With gentle handling, gerbils learn to trust their owner and enjoy interacting. A gerbil should never be lifted by its tail, because the tail skin might come off and never return.

Gerbils are another self-grooming pet and do not require regular grooming from their owner. However, gerbil owners should offer a dust bath to the gerbils weekly and always provide items for the gerbils to chew to keep their ever-growing teeth trimmed. Gerbils are known for their chewing ability!

Special note: Gerbils are illegal to own in several states, so be sure your area permits gerbil ownership before obtaining one.

Lifetime Commitment: Low
Needs A Companion: High
Likes To Be Held: Medium
Grooming: Low

6. Chinchillas


via iStock.com/PhotoTalk

Touching a chinchilla’s super-soft fur is a sensation, but chinchillas rarely hold still for petting. Chinchillas live to be about 10 years old. They are on the large side of the small animal pets and require a larger cage.

As herd animals, they do best with a companion chinchilla (same-sex to avoid breeding). Chinchillas, like hamsters and mice, are pets more to appreciate by watching instead of interacting with them. Handling can be difficult, and grabbing the fur wrong can cause it to come out in clumps.

Grooming for a healthy chinchilla basically requires just offering it a dust bath a few times a week.

Chinchillas also like to chew and have constantly growing teeth, so appropriate chew items must be provided to keep their teeth trimmed.

Special note: Chinchillas must eat hay, so a chinchilla won’t be a good fit if anyone in the house is allergic to hay.

Lifetime Commitment: High
Needs A Companion: High
Likes To Be Held: Low
Grooming: Low

7. Ferrets


via iStock.com/FaST_9

The ever-curious ferret is a furry ball of energy when awake and a limp ragdoll when asleep. Ferrets live for about five to seven years and are full of personality. Some are shy, while others are rough-and-tumble characters.

Ferrets should be neutered or live in same-sex pairs/groups. A ferret can be kept as a single pet as long as the owner is attentive. All ferrets require a few hours of out-of-cage playtime or free-roam of a ferret-proofed room. Most ferrets won’t mind being held but typically prefer to be off exploring.

Grooming needs are a bit higher than other small animal pets because, in addition to regular nails trims and occasional coat brushing or baths, ferrets need regular tooth brushing. Ferrets can be litter-trained.

Special note: Young ferrets are known to go through a nippy phase, and the hammocks or sleep sacks ferrets need must be laundered at least weekly.

Lifetime Commitment: Medium
Needs A Companion: Medium
Likes To Be Held: Medium
Grooming: Medium to High

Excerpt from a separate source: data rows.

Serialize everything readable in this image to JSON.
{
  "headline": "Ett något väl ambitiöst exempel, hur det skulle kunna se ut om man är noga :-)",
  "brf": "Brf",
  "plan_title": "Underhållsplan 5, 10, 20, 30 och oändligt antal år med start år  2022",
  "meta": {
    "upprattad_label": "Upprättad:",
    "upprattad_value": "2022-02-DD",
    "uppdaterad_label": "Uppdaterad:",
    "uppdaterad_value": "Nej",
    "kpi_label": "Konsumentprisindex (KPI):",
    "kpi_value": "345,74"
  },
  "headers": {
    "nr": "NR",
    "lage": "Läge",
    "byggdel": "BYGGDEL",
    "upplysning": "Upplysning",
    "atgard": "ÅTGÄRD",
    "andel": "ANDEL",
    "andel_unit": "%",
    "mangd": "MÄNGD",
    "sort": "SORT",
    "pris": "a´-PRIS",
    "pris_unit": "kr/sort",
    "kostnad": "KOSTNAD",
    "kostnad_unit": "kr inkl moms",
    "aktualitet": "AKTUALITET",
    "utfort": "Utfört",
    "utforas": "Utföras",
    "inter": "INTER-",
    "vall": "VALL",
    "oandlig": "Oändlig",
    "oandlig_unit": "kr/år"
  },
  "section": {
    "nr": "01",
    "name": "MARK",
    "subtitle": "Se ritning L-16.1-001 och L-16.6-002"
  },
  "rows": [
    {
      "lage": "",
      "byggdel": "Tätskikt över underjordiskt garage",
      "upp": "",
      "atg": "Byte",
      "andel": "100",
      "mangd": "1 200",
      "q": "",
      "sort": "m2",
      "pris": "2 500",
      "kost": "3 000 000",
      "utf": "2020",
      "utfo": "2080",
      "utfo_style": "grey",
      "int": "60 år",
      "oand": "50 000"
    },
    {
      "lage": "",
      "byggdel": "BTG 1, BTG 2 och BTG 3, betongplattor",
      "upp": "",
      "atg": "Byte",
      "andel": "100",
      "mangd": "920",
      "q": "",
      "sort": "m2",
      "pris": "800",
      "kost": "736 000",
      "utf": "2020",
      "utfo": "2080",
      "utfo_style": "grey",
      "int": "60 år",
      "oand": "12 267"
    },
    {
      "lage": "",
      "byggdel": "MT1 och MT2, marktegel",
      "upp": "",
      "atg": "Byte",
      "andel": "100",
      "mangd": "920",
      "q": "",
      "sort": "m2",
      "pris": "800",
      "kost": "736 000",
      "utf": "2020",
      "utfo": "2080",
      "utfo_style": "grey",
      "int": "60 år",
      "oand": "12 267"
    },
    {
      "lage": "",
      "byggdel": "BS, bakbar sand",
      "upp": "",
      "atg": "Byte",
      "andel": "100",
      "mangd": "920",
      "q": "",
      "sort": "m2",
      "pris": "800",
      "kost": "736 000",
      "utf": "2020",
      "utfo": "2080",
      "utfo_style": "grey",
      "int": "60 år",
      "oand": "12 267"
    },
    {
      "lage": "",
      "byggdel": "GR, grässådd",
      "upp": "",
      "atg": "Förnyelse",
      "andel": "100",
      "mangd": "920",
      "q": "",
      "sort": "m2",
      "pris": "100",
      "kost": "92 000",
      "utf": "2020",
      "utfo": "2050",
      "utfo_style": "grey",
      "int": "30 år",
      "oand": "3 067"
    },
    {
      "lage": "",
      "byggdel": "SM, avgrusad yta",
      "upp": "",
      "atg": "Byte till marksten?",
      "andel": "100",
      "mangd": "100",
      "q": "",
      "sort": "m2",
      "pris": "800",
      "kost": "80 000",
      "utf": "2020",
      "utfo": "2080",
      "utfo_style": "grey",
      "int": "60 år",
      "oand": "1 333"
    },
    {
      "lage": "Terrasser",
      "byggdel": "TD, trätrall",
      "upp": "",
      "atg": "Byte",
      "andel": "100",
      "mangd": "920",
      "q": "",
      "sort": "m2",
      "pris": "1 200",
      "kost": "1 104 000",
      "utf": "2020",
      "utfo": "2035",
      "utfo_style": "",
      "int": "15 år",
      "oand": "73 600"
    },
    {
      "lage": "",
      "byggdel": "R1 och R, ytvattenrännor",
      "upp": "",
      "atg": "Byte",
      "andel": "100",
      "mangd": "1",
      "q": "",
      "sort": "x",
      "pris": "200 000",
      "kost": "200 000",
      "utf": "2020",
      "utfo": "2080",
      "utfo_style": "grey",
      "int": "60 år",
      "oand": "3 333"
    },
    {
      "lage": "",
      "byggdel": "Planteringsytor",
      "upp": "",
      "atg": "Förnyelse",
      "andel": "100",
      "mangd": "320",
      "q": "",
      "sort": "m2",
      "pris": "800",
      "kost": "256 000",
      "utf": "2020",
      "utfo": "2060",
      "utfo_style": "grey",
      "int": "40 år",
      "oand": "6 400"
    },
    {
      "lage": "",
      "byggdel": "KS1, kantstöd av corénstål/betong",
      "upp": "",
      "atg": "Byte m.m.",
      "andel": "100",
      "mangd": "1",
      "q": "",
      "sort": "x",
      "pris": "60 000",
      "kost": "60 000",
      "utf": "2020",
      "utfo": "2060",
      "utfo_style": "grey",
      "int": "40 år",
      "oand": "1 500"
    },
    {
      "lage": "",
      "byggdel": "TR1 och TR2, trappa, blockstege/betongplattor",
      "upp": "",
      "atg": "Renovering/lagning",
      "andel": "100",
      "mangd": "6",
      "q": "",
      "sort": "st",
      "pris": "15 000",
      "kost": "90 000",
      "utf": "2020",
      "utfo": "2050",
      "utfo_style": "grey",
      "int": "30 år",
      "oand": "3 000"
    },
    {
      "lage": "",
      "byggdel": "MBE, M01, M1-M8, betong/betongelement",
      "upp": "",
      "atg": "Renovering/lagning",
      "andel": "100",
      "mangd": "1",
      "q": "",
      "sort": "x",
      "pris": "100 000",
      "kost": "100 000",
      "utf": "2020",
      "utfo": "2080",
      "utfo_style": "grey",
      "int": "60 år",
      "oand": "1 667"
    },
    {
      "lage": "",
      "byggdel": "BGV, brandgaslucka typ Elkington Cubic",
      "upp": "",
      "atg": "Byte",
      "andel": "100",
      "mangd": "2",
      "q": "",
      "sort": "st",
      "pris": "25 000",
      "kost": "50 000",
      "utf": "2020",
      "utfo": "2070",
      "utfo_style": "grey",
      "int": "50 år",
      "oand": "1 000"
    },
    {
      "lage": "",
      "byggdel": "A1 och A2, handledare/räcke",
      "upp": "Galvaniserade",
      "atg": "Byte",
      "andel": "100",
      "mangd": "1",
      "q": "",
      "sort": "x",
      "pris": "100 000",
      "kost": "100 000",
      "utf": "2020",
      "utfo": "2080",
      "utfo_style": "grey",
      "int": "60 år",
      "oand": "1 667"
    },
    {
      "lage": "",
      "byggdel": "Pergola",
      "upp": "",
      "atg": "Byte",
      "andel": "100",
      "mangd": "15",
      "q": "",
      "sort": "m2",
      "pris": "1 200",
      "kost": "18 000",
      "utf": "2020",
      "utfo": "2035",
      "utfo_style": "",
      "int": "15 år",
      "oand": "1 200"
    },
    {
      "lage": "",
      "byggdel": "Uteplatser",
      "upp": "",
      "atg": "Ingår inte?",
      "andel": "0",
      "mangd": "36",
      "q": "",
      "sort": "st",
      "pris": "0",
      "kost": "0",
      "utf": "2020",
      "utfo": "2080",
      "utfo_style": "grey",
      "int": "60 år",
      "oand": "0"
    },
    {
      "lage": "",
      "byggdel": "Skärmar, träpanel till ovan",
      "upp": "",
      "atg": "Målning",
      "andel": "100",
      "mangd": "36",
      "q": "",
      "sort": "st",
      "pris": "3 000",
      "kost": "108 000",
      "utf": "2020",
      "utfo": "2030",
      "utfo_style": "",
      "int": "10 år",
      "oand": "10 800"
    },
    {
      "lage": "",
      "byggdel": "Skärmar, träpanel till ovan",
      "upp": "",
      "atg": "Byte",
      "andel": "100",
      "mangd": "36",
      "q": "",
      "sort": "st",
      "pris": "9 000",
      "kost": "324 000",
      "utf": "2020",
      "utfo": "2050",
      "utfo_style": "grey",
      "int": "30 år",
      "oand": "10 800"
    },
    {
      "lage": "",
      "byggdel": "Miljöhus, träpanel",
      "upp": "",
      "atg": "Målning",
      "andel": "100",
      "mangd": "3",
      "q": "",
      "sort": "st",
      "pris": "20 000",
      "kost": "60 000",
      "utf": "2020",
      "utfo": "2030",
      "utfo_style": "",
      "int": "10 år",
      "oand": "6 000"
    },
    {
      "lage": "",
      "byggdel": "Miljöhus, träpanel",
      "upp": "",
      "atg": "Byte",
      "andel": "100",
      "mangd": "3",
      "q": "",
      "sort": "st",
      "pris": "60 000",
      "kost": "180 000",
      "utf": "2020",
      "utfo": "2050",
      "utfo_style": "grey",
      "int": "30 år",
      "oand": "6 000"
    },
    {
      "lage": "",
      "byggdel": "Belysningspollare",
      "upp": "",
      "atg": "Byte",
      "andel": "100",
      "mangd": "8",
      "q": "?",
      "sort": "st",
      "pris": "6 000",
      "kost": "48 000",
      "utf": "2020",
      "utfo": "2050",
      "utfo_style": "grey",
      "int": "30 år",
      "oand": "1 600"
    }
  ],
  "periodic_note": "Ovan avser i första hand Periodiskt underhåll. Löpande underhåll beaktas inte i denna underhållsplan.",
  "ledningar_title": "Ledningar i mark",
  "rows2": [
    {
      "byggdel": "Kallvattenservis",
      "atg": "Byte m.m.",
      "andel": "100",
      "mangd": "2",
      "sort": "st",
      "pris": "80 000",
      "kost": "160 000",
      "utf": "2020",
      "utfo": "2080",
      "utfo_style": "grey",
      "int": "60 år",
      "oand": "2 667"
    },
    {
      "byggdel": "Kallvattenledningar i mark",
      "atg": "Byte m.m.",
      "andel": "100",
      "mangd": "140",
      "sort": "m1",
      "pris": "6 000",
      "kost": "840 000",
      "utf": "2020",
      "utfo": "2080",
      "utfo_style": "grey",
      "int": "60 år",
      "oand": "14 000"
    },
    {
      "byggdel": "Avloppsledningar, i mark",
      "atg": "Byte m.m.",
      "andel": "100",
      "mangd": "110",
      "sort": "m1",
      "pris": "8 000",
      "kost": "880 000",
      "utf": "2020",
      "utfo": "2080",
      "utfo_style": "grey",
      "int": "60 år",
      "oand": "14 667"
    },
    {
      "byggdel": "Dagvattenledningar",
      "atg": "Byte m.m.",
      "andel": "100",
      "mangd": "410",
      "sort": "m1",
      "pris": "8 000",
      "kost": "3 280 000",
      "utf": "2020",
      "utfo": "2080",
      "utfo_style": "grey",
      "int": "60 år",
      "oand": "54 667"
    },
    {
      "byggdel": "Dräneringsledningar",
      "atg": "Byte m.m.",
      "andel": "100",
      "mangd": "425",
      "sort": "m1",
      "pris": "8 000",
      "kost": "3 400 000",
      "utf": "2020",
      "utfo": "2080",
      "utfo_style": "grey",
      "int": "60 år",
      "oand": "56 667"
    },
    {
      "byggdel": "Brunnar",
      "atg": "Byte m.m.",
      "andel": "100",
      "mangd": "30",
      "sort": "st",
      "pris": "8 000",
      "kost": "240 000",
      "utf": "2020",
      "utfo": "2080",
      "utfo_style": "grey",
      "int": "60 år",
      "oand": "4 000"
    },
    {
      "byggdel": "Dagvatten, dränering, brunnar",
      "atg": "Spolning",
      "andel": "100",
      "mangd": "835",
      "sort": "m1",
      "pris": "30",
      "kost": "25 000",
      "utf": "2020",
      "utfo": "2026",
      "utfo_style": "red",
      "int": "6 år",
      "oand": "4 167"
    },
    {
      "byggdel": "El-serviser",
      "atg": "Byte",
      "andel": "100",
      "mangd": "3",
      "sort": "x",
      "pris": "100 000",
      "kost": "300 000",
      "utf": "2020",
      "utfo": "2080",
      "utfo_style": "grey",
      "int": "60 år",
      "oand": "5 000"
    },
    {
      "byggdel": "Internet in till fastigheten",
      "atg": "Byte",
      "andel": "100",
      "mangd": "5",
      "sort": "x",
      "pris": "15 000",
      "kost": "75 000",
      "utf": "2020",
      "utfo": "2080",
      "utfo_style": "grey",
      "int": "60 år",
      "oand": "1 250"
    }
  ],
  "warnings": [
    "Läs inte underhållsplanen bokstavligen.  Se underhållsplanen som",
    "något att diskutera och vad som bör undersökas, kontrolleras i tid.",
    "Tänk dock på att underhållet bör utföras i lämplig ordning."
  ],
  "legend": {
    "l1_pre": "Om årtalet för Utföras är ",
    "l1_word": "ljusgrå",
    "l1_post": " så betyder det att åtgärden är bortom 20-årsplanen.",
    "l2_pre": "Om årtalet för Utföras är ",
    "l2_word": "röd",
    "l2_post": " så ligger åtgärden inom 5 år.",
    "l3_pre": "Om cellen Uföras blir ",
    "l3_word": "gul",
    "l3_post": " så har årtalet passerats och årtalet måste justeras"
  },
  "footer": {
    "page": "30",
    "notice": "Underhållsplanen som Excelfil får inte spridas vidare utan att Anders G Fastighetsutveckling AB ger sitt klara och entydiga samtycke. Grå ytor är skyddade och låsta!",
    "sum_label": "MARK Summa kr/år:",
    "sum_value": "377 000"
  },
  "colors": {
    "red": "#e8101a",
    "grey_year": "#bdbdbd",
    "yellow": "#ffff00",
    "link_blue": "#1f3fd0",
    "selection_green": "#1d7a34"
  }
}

Is Your Child Ready For A Small Animal Pet?

In general, children less than 7 years old should always be supervised around a small animal pet that is outside its habitat. Responsibility for feeding the pet, cleaning its habitat and looking after its needs should not solely be a child’s responsibility. An adult must oversee the small animal pet’s care.

By: Marylou Zarbock

Featured Image: via Serafima/iStock/Thinkstock


By: Chewy EditorialPublished: